James Hendler, director of the Institute for Data Exploration and Applications (IDEA) and the Tetherless World Professor of Computer, Web and Cognitive Sciences at Rensselaer Polytechnic Institute, has been honored by the Association of Moving Image Archivists (AMIA) with its inaugural AMIA Spotlight Award. He received the award during the organization’s Digital Asset Symposium in New York City on May 5.
The Spotlight Award is given in recognition of significant contributions to the field of media preservation and access at the discretion of the AMIA board. Hendler’s visionary role in creating access to diverse content through semantic technologies and machine learning led the board’s decision to honor his accomplishments.
A highly respected author and expert, Hendler has written over 350 books, technical papers, and articles in the areas of semantic web, artificial intelligence, agent-based computing, and high performance processing. His most recent book is Social Machines: The Coming Collision of Artificial Intelligence, Social Networking, and Humanity.
One of the originators of the Semantic Web, Hendler was the recipient of a 1995 Fulbright Foundation Fellowship, is a former member of the U.S. Air Force Science Advisory Board, and is a fellow of the Association for the Advancement of Artificial Intelligence, the British Computer Society, the Institute of Electrical and Electronics Engineers, and the American Association for the Advancement of Science.
The technologies of the Semantic Web, and particularly the linked data approach that Hendler has advocated in his work with academic, government, and industrial partners, is increasingly being recognized as a way to make it possible for the “metadata” used in archiving of videos to be more widely used and shared. Demonstrations have ranged from better searching in movies and videos for specific scenes and for identifying and linking the characters in video, real or imaginary, to more information about these characters on the Web. In addition, new work at Rensselaer, led by Mei Si, assistant professor of cognitive science, is showing how these technologies can help link many kinds of data together, creating “interactive narratives” so people can dynamically create and explore stories and presentations from archived collections, including Rensselaer’s own library archives.
The Association of Moving Image Archivists is a nonprofit international association dedicated to the preservation and use of moving image media. AMIA supports public and professional education and fosters cooperation and communication among the individuals and organizations concerned with the acquisition, preservation, description, exhibition, and use of moving image materials.
Hendler’s work epitomizes The New Polytechnic, an emerging paradigm for teaching, learning, and research at Rensselaer. The New Polytechnic emphasizes and supports collaboration across disciplines, sectors, and regions to address the great global challenges of our day, using the most advanced tools and technologies, many of which are developed at Rensselaer.
About Rensselaer Polytechnic Institute

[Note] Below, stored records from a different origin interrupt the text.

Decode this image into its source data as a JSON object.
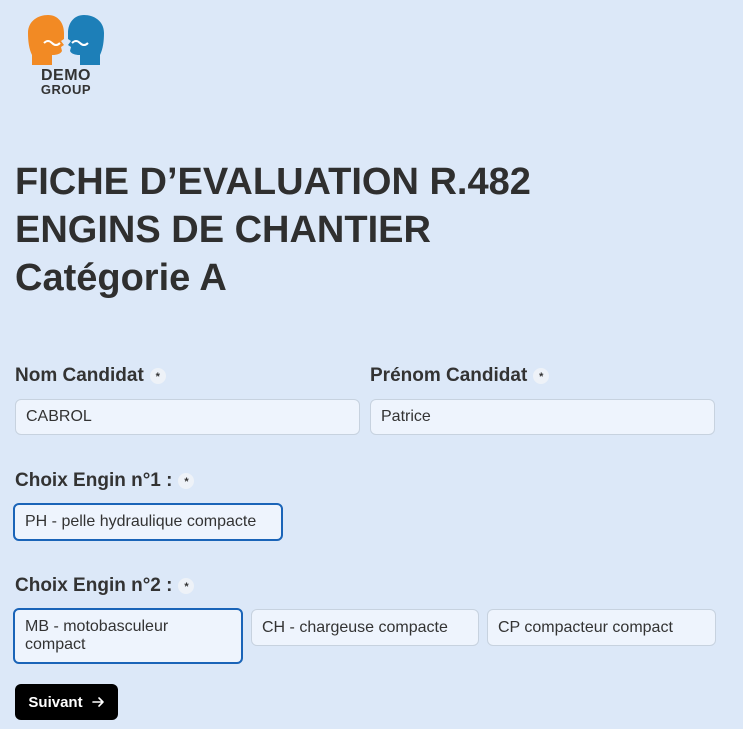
{
  "logo": {
    "line1": "DEMO",
    "line2": "GROUP"
  },
  "title": {
    "line1": "FICHE D’EVALUATION R.482",
    "line2": "ENGINS DE CHANTIER",
    "line3": "Catégorie A"
  },
  "form": {
    "required_mark": "*",
    "nom": {
      "label": "Nom Candidat",
      "value": "CABROL"
    },
    "prenom": {
      "label": "Prénom Candidat",
      "value": "Patrice"
    },
    "engin1": {
      "label": "Choix Engin n°1 :",
      "options": [
        {
          "label": "PH - pelle hydraulique compacte",
          "selected": true
        }
      ]
    },
    "engin2": {
      "label": "Choix Engin n°2 :",
      "options": [
        {
          "label": "MB - motobasculeur compact",
          "selected": true
        },
        {
          "label": "CH - chargeuse compacte",
          "selected": false
        },
        {
          "label": "CP compacteur compact",
          "selected": false
        }
      ]
    }
  },
  "buttons": {
    "next": "Suivant",
    "next_icon": "arrow-right-icon"
  },
  "colors": {
    "background": "#dce8f8",
    "selected_border": "#1a64b8",
    "button_bg": "#000000",
    "logo_orange": "#f28a24",
    "logo_blue": "#1d7fb8"
  }
}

Rensselaer Polytechnic Institute, founded in 1824, is America’s first technological research university. For nearly 200 years, Rensselaer has been defining the scientific and technological advances of our world. Rensselaer faculty and alumni represent 85 members of the National Academy of Engineering, 17 members of the National Academy of Sciences, 25 members of the American Academy of Arts and Sciences, 8 members of the National Academy of Medicine, 8 members of the National Academy of Inventors, and 5 members of the National Inventors Hall of Fame, as well as 6 National Medal of Technology winners, 5 National Medal of Science winners, and a Nobel Prize winner in Physics. With 7,000 students and nearly 100,000 living alumni, Rensselaer is addressing the global challenges facing the 21st century—to change lives, to advance society, and to change the world. To learn more, go to www.rpi.edu.